EXERCISE -
Repeat the listing below exactly. Pictures do not belong in the copy.

--------------------------------

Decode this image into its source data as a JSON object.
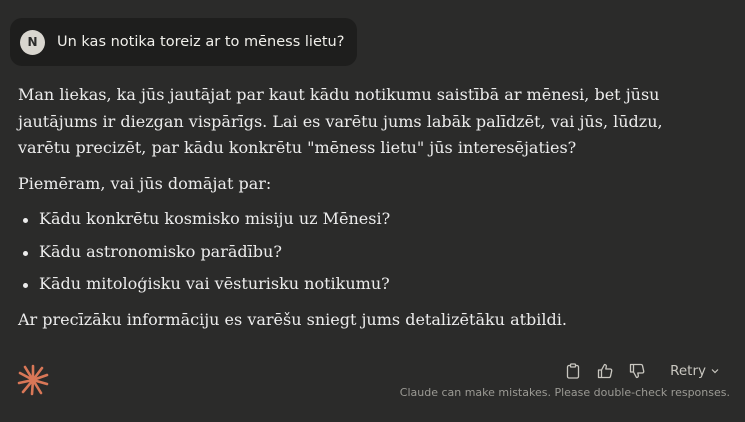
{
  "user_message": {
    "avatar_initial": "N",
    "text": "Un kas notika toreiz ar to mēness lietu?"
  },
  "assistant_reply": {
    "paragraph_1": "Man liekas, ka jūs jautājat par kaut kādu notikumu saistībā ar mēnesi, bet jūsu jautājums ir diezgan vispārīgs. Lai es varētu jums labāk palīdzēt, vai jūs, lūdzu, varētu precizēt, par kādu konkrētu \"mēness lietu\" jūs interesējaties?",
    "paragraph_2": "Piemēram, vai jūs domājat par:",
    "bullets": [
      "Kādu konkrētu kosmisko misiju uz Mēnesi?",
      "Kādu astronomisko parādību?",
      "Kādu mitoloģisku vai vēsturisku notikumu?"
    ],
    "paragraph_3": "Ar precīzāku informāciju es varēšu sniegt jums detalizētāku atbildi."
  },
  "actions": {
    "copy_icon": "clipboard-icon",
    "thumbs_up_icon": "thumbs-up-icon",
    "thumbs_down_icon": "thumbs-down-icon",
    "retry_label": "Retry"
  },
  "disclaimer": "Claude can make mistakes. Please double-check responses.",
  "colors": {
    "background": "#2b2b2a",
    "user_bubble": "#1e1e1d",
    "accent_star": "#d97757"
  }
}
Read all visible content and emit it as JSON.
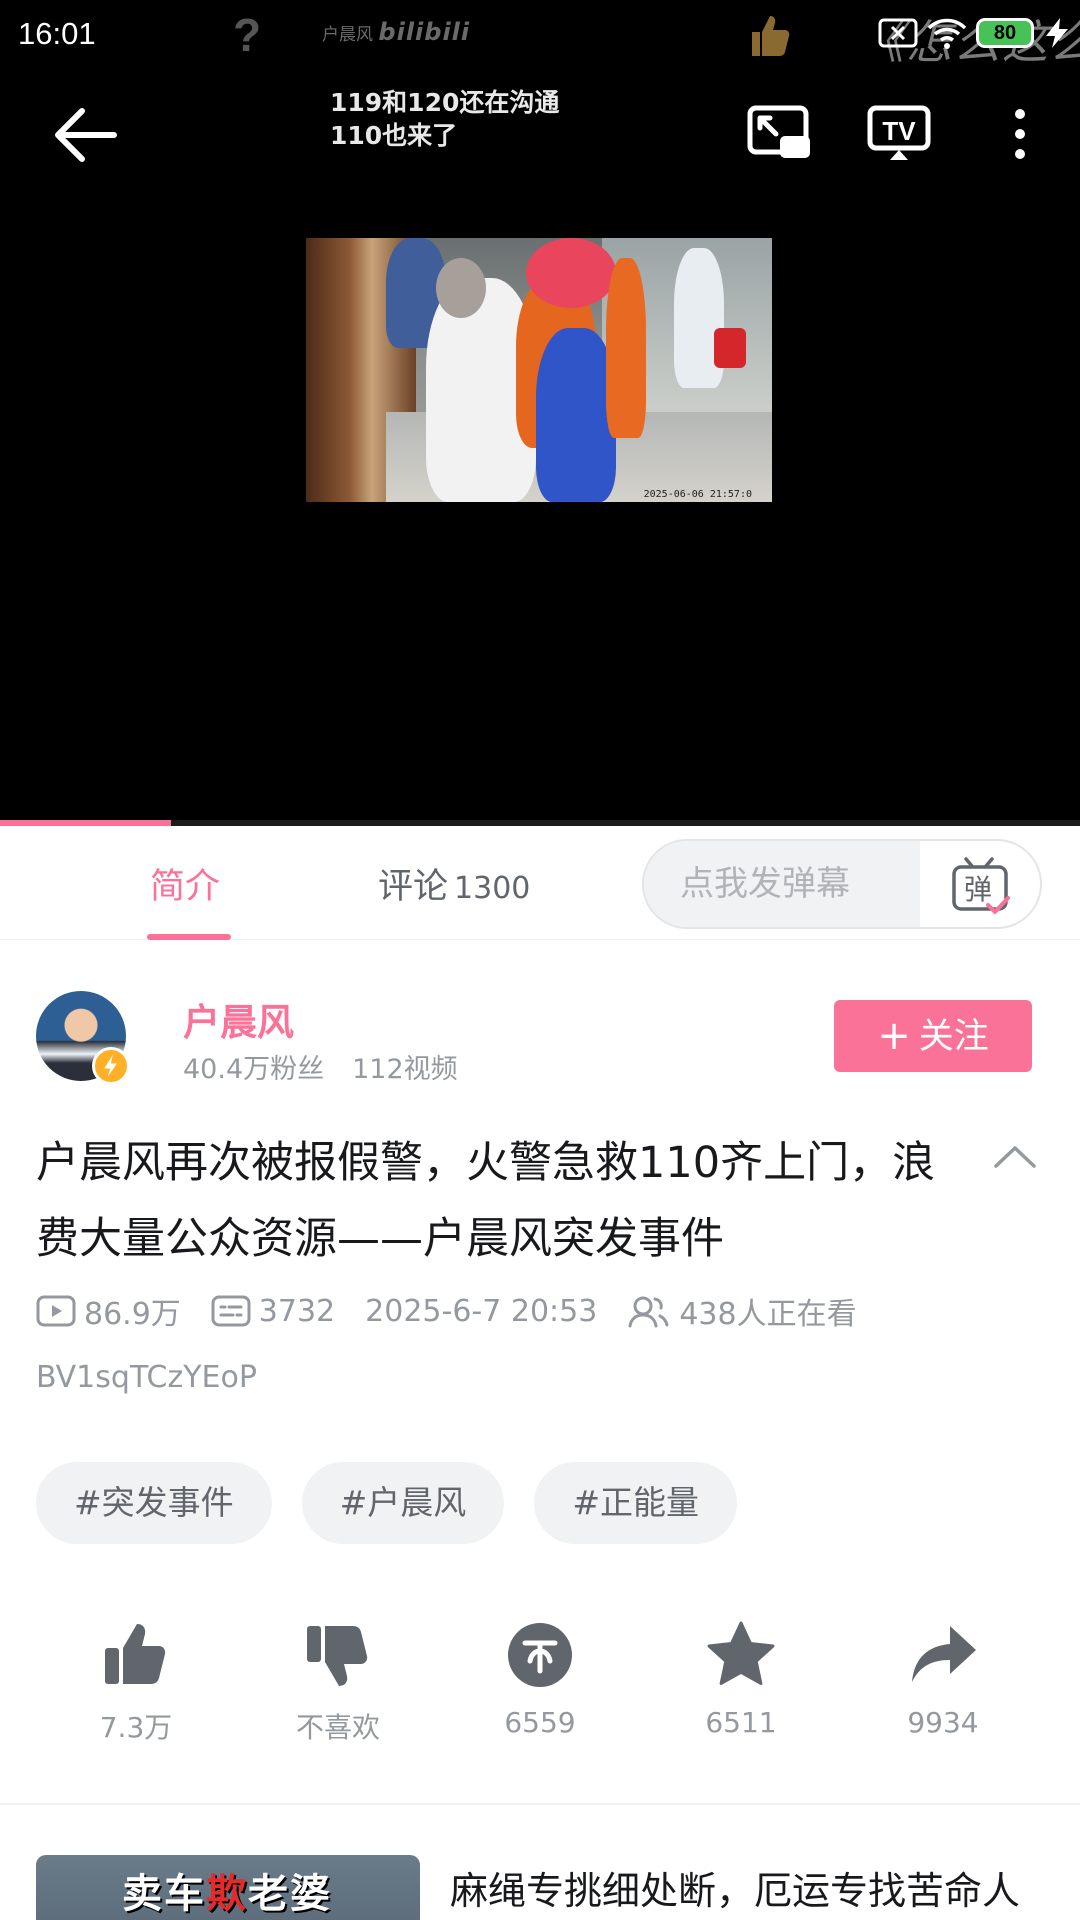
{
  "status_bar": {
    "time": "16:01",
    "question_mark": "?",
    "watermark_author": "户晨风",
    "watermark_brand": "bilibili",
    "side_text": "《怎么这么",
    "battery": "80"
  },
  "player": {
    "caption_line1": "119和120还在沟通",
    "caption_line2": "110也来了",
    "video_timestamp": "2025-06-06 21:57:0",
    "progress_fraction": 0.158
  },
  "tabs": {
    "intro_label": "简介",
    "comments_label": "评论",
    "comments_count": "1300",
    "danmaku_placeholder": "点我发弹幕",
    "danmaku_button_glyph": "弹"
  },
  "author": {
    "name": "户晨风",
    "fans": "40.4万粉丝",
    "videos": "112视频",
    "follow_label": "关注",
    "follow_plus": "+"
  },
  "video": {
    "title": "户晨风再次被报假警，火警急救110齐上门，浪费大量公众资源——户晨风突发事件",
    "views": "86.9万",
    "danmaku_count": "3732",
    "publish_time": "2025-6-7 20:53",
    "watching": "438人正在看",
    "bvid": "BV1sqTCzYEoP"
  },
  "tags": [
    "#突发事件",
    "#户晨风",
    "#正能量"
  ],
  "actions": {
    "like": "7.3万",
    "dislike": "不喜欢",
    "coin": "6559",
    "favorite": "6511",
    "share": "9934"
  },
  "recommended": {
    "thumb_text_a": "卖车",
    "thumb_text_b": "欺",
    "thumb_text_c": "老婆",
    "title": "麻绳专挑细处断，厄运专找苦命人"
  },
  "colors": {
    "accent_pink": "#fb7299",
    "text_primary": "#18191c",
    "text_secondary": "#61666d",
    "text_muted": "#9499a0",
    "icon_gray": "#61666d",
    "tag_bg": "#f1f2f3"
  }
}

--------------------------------

EXERCISE RESULT -
Decode this image into its source data as a JSON object.
{
  "user_message": {
    "avatar_initial": "N",
    "text": "Un kas notika toreiz ar to mēness lietu?"
  },
  "assistant_reply": {
    "paragraph_1": "Man liekas, ka jūs jautājat par kaut kādu notikumu saistībā ar mēnesi, bet jūsu jautājums ir diezgan vispārīgs. Lai es varētu jums labāk palīdzēt, vai jūs, lūdzu, varētu precizēt, par kādu konkrētu \"mēness lietu\" jūs interesējaties?",
    "paragraph_2": "Piemēram, vai jūs domājat par:",
    "bullets": [
      "Kādu konkrētu kosmisko misiju uz Mēnesi?",
      "Kādu astronomisko parādību?",
      "Kādu mitoloģisku vai vēsturisku notikumu?"
    ],
    "paragraph_3": "Ar precīzāku informāciju es varēšu sniegt jums detalizētāku atbildi."
  },
  "actions": {
    "copy_icon": "clipboard-icon",
    "thumbs_up_icon": "thumbs-up-icon",
    "thumbs_down_icon": "thumbs-down-icon",
    "retry_label": "Retry"
  },
  "disclaimer": "Claude can make mistakes. Please double-check responses.",
  "colors": {
    "background": "#2b2b2a",
    "user_bubble": "#1e1e1d",
    "accent_star": "#d97757"
  }
}
Read all visible content and emit it as JSON.
{
  "status_bar": {
    "time": "16:01",
    "question_mark": "?",
    "watermark_author": "户晨风",
    "watermark_brand": "bilibili",
    "side_text": "《怎么这么",
    "battery": "80"
  },
  "player": {
    "caption_line1": "119和120还在沟通",
    "caption_line2": "110也来了",
    "video_timestamp": "2025-06-06 21:57:0",
    "progress_fraction": 0.158
  },
  "tabs": {
    "intro_label": "简介",
    "comments_label": "评论",
    "comments_count": "1300",
    "danmaku_placeholder": "点我发弹幕",
    "danmaku_button_glyph": "弹"
  },
  "author": {
    "name": "户晨风",
    "fans": "40.4万粉丝",
    "videos": "112视频",
    "follow_label": "关注",
    "follow_plus": "+"
  },
  "video": {
    "title": "户晨风再次被报假警，火警急救110齐上门，浪费大量公众资源——户晨风突发事件",
    "views": "86.9万",
    "danmaku_count": "3732",
    "publish_time": "2025-6-7 20:53",
    "watching": "438人正在看",
    "bvid": "BV1sqTCzYEoP"
  },
  "tags": [
    "#突发事件",
    "#户晨风",
    "#正能量"
  ],
  "actions": {
    "like": "7.3万",
    "dislike": "不喜欢",
    "coin": "6559",
    "favorite": "6511",
    "share": "9934"
  },
  "recommended": {
    "thumb_text_a": "卖车",
    "thumb_text_b": "欺",
    "thumb_text_c": "老婆",
    "title": "麻绳专挑细处断，厄运专找苦命人"
  },
  "colors": {
    "accent_pink": "#fb7299",
    "text_primary": "#18191c",
    "text_secondary": "#61666d",
    "text_muted": "#9499a0",
    "icon_gray": "#61666d",
    "tag_bg": "#f1f2f3"
  }
}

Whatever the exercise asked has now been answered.